1) Neural networks grow larger and stronger with repetitive use. For example, if you are in the habit of believing you’re the victim of your work schedule, you are likely to feel resentful and trapped. It becomes your “story.” Every time you repeat this “story” to yourself or someone else, it builds a stronger neural network and becomes the energetic substrate of the “victim mindset.”
2) A neural network “remembers” every time it is reinforced, AND preferentially selects for the same thoughts and emotions.
3) A neural network serves as a mental lens, filtering how we see and interpret our experience and the world around us. You begin to see what you want to see. Out stories become self-fulfilling prophecies.
Whatever “story” you believe…positive or negative…you gather evidence to prove yourself right over and over. When you feel resistance to change, it’s not that you're not good enough. It’s the strength of the neural network that makes you feel like you are up against a wall.
How Do You Change Your Mindset?
1) Be Willing
Since beliefs are just a collection of thoughts, you can change them. You probably formed these beliefs when you were a child or under the influence of a less skillful parent or teacher, but you are an adult today and have the power to choose something new. Be willing to change. Be bold. Be the chooser.
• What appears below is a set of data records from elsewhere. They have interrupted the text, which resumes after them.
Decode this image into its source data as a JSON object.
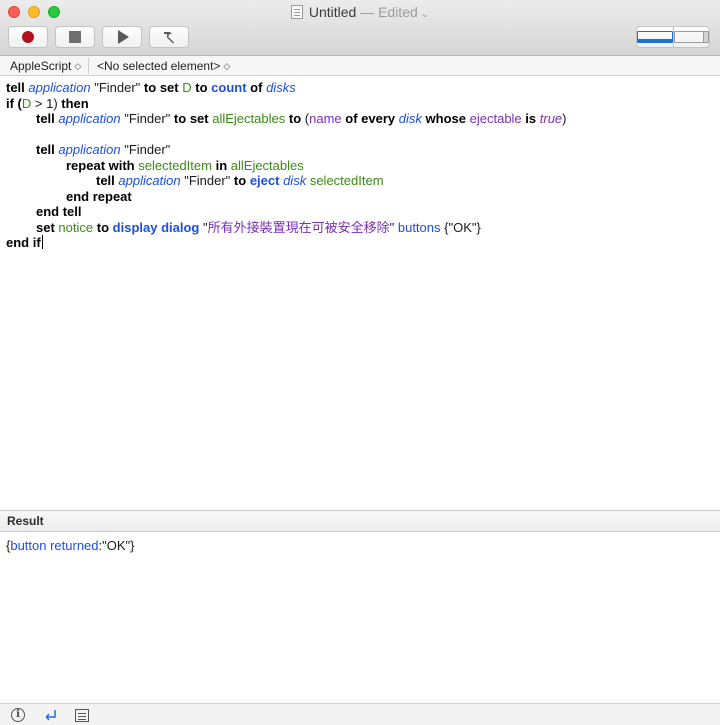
{
  "window": {
    "title": "Untitled",
    "edited": "— Edited",
    "chevron": "⌄"
  },
  "toolbar": {
    "record": "record-button",
    "stop": "stop-button",
    "run": "run-button",
    "compile": "compile-button"
  },
  "navbar": {
    "language": "AppleScript",
    "element": "<No selected element>",
    "updown": "◇"
  },
  "code": {
    "l1": [
      "tell",
      "application",
      "\"Finder\"",
      "to",
      "set",
      "D",
      "to",
      "count",
      "of",
      "disks"
    ],
    "l2": [
      "if (",
      "D",
      " > 1) ",
      "then"
    ],
    "l3": [
      "tell",
      "application",
      "\"Finder\"",
      "to",
      "set",
      "allEjectables",
      "to",
      "(",
      "name",
      "of",
      "every",
      "disk",
      "whose",
      "ejectable",
      "is",
      "true",
      ")"
    ],
    "l5": [
      "tell",
      "application",
      "\"Finder\""
    ],
    "l6": [
      "repeat with",
      "selectedItem",
      "in",
      "allEjectables"
    ],
    "l7": [
      "tell",
      "application",
      "\"Finder\"",
      "to",
      "eject",
      "disk",
      "selectedItem"
    ],
    "l8": "end repeat",
    "l9": "end tell",
    "l10": [
      "set",
      "notice",
      "to",
      "display dialog",
      "\"",
      "所有外接裝置現在可被安全移除",
      "\"",
      "buttons",
      "{\"OK\"}"
    ],
    "l11": "end if"
  },
  "result": {
    "header": "Result",
    "open": "{",
    "key": "button returned",
    "rest": ":\"OK\"}"
  },
  "colors": {
    "keyword": "#000000",
    "application": "#1b4fe0",
    "variable": "#3c8a16",
    "property": "#7a2fb8",
    "record": "#b2121d"
  },
  "icons": [
    "info-icon",
    "return-icon",
    "list-icon"
  ]
}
2) Feed the Mindset You Want
The fastest way to change your mindset is to feed the mindset you want to create. Feeding the positive weakens the negative.
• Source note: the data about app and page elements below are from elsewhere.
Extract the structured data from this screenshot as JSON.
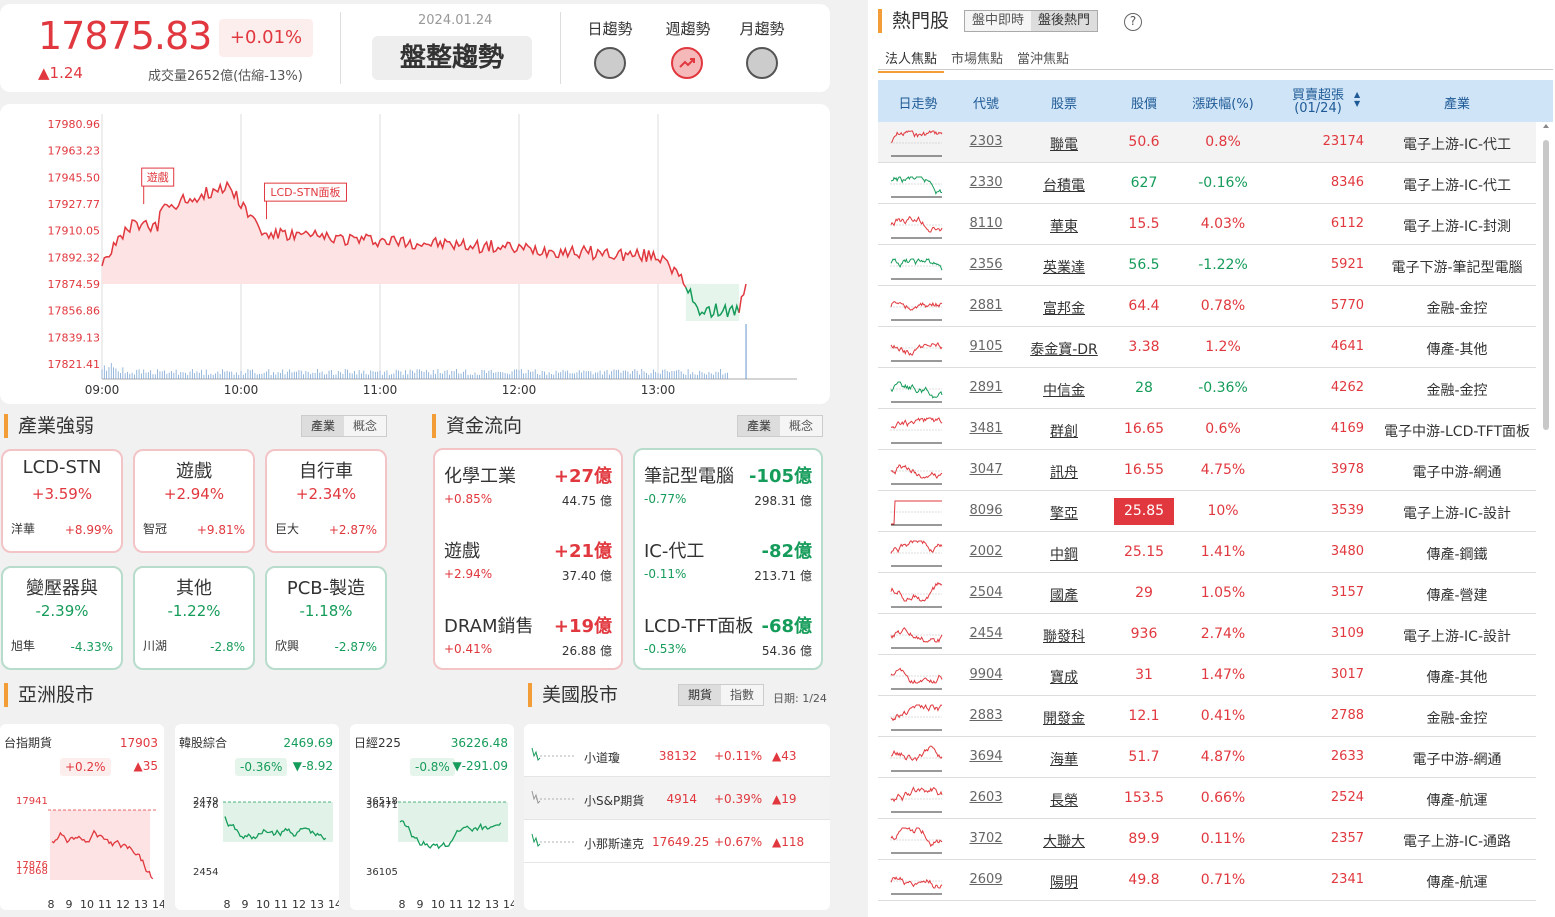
{
  "index": {
    "price": "17875.83",
    "pct": "+0.01%",
    "change": "▲1.24",
    "volume": "成交量2652億(估縮-13%)",
    "date": "2024.01.24",
    "status": "盤整趨勢"
  },
  "trends": [
    {
      "label": "日趨勢",
      "state": "neutral"
    },
    {
      "label": "週趨勢",
      "state": "up"
    },
    {
      "label": "月趨勢",
      "state": "neutral"
    }
  ],
  "intraday": {
    "y_ticks": [
      "17980.96",
      "17963.23",
      "17945.50",
      "17927.77",
      "17910.05",
      "17892.32",
      "17874.59",
      "17856.86",
      "17839.13",
      "17821.41"
    ],
    "x_ticks": [
      "09:00",
      "10:00",
      "11:00",
      "12:00",
      "13:00"
    ],
    "annotations": [
      "遊戲",
      "LCD-STN面板"
    ]
  },
  "industry": {
    "title": "產業強弱",
    "tabs": [
      "產業",
      "概念"
    ],
    "cards": [
      {
        "name": "LCD-STN",
        "pct": "+3.59%",
        "stock": "洋華",
        "spct": "+8.99%",
        "dir": "r"
      },
      {
        "name": "遊戲",
        "pct": "+2.94%",
        "stock": "智冠",
        "spct": "+9.81%",
        "dir": "r"
      },
      {
        "name": "自行車",
        "pct": "+2.34%",
        "stock": "巨大",
        "spct": "+2.87%",
        "dir": "r"
      },
      {
        "name": "變壓器與",
        "pct": "-2.39%",
        "stock": "旭隼",
        "spct": "-4.33%",
        "dir": "g"
      },
      {
        "name": "其他",
        "pct": "-1.22%",
        "stock": "川湖",
        "spct": "-2.8%",
        "dir": "g"
      },
      {
        "name": "PCB-製造",
        "pct": "-1.18%",
        "stock": "欣興",
        "spct": "-2.87%",
        "dir": "g"
      }
    ]
  },
  "flow": {
    "title": "資金流向",
    "tabs": [
      "產業",
      "概念"
    ],
    "in": [
      {
        "name": "化學工業",
        "amt": "+27億",
        "pct": "+0.85%",
        "total": "44.75 億"
      },
      {
        "name": "遊戲",
        "amt": "+21億",
        "pct": "+2.94%",
        "total": "37.40 億"
      },
      {
        "name": "DRAM銷售",
        "amt": "+19億",
        "pct": "+0.41%",
        "total": "26.88 億"
      }
    ],
    "out": [
      {
        "name": "筆記型電腦",
        "amt": "-105億",
        "pct": "-0.77%",
        "total": "298.31 億"
      },
      {
        "name": "IC-代工",
        "amt": "-82億",
        "pct": "-0.11%",
        "total": "213.71 億"
      },
      {
        "name": "LCD-TFT面板",
        "amt": "-68億",
        "pct": "-0.53%",
        "total": "54.36 億"
      }
    ]
  },
  "asia": {
    "title": "亞洲股市",
    "cards": [
      {
        "name": "台指期貨",
        "val": "17903",
        "pct": "+0.2%",
        "chg": "▲35",
        "dir": "r",
        "ytop": "17941",
        "ybot1": "17876",
        "ybot2": "17868",
        "x": [
          "8",
          "9",
          "10",
          "11",
          "12",
          "13",
          "14"
        ]
      },
      {
        "name": "韓股綜合",
        "val": "2469.69",
        "pct": "-0.36%",
        "chg": "▼-8.92",
        "dir": "g",
        "ytop": "2479",
        "ytop2": "2476",
        "ybot1": "2454",
        "x": [
          "8",
          "9",
          "10",
          "11",
          "12",
          "13",
          "14"
        ]
      },
      {
        "name": "日經225",
        "val": "36226.48",
        "pct": "-0.8%",
        "chg": "▼-291.09",
        "dir": "g",
        "ytop": "36518",
        "ytop2": "36471",
        "ybot1": "36105",
        "x": [
          "8",
          "9",
          "10",
          "11",
          "12",
          "13",
          "14"
        ]
      }
    ]
  },
  "us": {
    "title": "美國股市",
    "tabs": [
      "期貨",
      "指數"
    ],
    "date": "日期: 1/24",
    "rows": [
      {
        "name": "小道瓊",
        "val": "38132",
        "pct": "+0.11%",
        "chg": "▲43"
      },
      {
        "name": "小S&P期貨",
        "val": "4914",
        "pct": "+0.39%",
        "chg": "▲19"
      },
      {
        "name": "小那斯達克",
        "val": "17649.25",
        "pct": "+0.67%",
        "chg": "▲118"
      }
    ]
  },
  "hot": {
    "title": "熱門股",
    "tabs": [
      "盤中即時",
      "盤後熱門"
    ],
    "help": "?",
    "subtabs": [
      "法人焦點",
      "市場焦點",
      "當沖焦點"
    ],
    "columns": [
      "日走勢",
      "代號",
      "股票",
      "股價",
      "漲跌幅(%)",
      "買賣超張",
      "(01/24)",
      "產業"
    ],
    "rows": [
      {
        "code": "2303",
        "name": "聯電",
        "price": "50.6",
        "pct": "0.8%",
        "vol": "23174",
        "ind": "電子上游-IC-代工",
        "dir": "r"
      },
      {
        "code": "2330",
        "name": "台積電",
        "price": "627",
        "pct": "-0.16%",
        "vol": "8346",
        "ind": "電子上游-IC-代工",
        "dir": "g"
      },
      {
        "code": "8110",
        "name": "華東",
        "price": "15.5",
        "pct": "4.03%",
        "vol": "6112",
        "ind": "電子上游-IC-封測",
        "dir": "r"
      },
      {
        "code": "2356",
        "name": "英業達",
        "price": "56.5",
        "pct": "-1.22%",
        "vol": "5921",
        "ind": "電子下游-筆記型電腦",
        "dir": "g"
      },
      {
        "code": "2881",
        "name": "富邦金",
        "price": "64.4",
        "pct": "0.78%",
        "vol": "5770",
        "ind": "金融-金控",
        "dir": "r"
      },
      {
        "code": "9105",
        "name": "泰金寶-DR",
        "price": "3.38",
        "pct": "1.2%",
        "vol": "4641",
        "ind": "傳產-其他",
        "dir": "r"
      },
      {
        "code": "2891",
        "name": "中信金",
        "price": "28",
        "pct": "-0.36%",
        "vol": "4262",
        "ind": "金融-金控",
        "dir": "g"
      },
      {
        "code": "3481",
        "name": "群創",
        "price": "16.65",
        "pct": "0.6%",
        "vol": "4169",
        "ind": "電子中游-LCD-TFT面板",
        "dir": "r"
      },
      {
        "code": "3047",
        "name": "訊舟",
        "price": "16.55",
        "pct": "4.75%",
        "vol": "3978",
        "ind": "電子中游-網通",
        "dir": "r"
      },
      {
        "code": "8096",
        "name": "擎亞",
        "price": "25.85",
        "pct": "10%",
        "vol": "3539",
        "ind": "電子上游-IC-設計",
        "dir": "r",
        "limit": true
      },
      {
        "code": "2002",
        "name": "中鋼",
        "price": "25.15",
        "pct": "1.41%",
        "vol": "3480",
        "ind": "傳產-鋼鐵",
        "dir": "r"
      },
      {
        "code": "2504",
        "name": "國產",
        "price": "29",
        "pct": "1.05%",
        "vol": "3157",
        "ind": "傳產-營建",
        "dir": "r"
      },
      {
        "code": "2454",
        "name": "聯發科",
        "price": "936",
        "pct": "2.74%",
        "vol": "3109",
        "ind": "電子上游-IC-設計",
        "dir": "r"
      },
      {
        "code": "9904",
        "name": "寶成",
        "price": "31",
        "pct": "1.47%",
        "vol": "3017",
        "ind": "傳產-其他",
        "dir": "r"
      },
      {
        "code": "2883",
        "name": "開發金",
        "price": "12.1",
        "pct": "0.41%",
        "vol": "2788",
        "ind": "金融-金控",
        "dir": "r"
      },
      {
        "code": "3694",
        "name": "海華",
        "price": "51.7",
        "pct": "4.87%",
        "vol": "2633",
        "ind": "電子中游-網通",
        "dir": "r"
      },
      {
        "code": "2603",
        "name": "長榮",
        "price": "153.5",
        "pct": "0.66%",
        "vol": "2524",
        "ind": "傳產-航運",
        "dir": "r"
      },
      {
        "code": "3702",
        "name": "大聯大",
        "price": "89.9",
        "pct": "0.11%",
        "vol": "2357",
        "ind": "電子上游-IC-通路",
        "dir": "r"
      },
      {
        "code": "2609",
        "name": "陽明",
        "price": "49.8",
        "pct": "0.71%",
        "vol": "2341",
        "ind": "傳產-航運",
        "dir": "r"
      }
    ]
  },
  "colors": {
    "up": "#e0383e",
    "down": "#169c5a",
    "accent": "#f29d38",
    "header_bg": "#cfe4f7"
  }
}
Athletes have known this for years.
Marilyn King, an Olympic athlete, was a member of the 1980 U.S. team competing in the Pentathlon. Just before the Olympics, she was in a serious accident and suffered a back injury that resulted in her being bed-ridden for several months and missing the Olympic workouts.
Marilyn watched videos of other athletes doing the pentathlon. She visualized herself performing the events in detail…over and over. Despite her lack of physical preparation, Marilyn placed second in the trials! She thanked her ability to visualize her goal and mentally rehearse it using affirmations and vivid imagery.
Neurons don’t know the difference whether you are actually doing something or just visualizing it. Either way, the neural network grows stronger.
3) Love it!
Your new mindset or attitude needs to have heart and meaning for you. This creates intention and enthusiasm that keeps you going. It also generates endorphins in your body. Pert found that endorphins are largely responsible for how we learn and change.
Dr. James Zull, Director of Innovation in Teaching and Education at Case Western Reserve University, and Daniel Goleman, author of Emotional Intelligence, found that the more you are feel inspired and emotionally engaged, and have fun in your life, the larger and stronger the positive neural network becomes. This process happens regardless of age and happens throughout the body including the brain. You learn faster and change habits easier.
Select one thing you want to change: one attitude, one belief, one perspective. Decide what you want instead. Use the power of your imagination to vividly picture what you really want. Remember, any resistance you feel is just the old neural network. It has nothing to do with your personal worth or abilities.
Now strengthen your new mindset and neural network by adding enthusiasm, inspiration, and fun. Mentally rehearse this for just 10 minutes a day. Do this at work and in your personal life.
Change your mindset, and you will change your life.
Be the Chooser!